● What to do
In the entries below, the word "icon" appears on some lines. Copy each of those lines.

Provided data Start Marker

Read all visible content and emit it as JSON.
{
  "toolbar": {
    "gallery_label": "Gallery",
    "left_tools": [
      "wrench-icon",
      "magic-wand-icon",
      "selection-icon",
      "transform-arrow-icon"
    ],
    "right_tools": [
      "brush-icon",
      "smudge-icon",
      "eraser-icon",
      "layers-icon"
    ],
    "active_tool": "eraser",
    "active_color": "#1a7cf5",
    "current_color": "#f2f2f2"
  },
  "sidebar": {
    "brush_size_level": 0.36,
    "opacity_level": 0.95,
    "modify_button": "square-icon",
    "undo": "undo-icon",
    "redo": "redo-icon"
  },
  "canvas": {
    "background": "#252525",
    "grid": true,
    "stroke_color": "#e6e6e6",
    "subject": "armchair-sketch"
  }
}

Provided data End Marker

● Solved exercise
      "wrench-icon",
      "magic-wand-icon",
      "selection-icon",
      "transform-arrow-icon"
      "brush-icon",
      "smudge-icon",
      "eraser-icon",
      "layers-icon"
    "modify_button": "square-icon",
    "undo": "undo-icon",
    "redo": "redo-icon"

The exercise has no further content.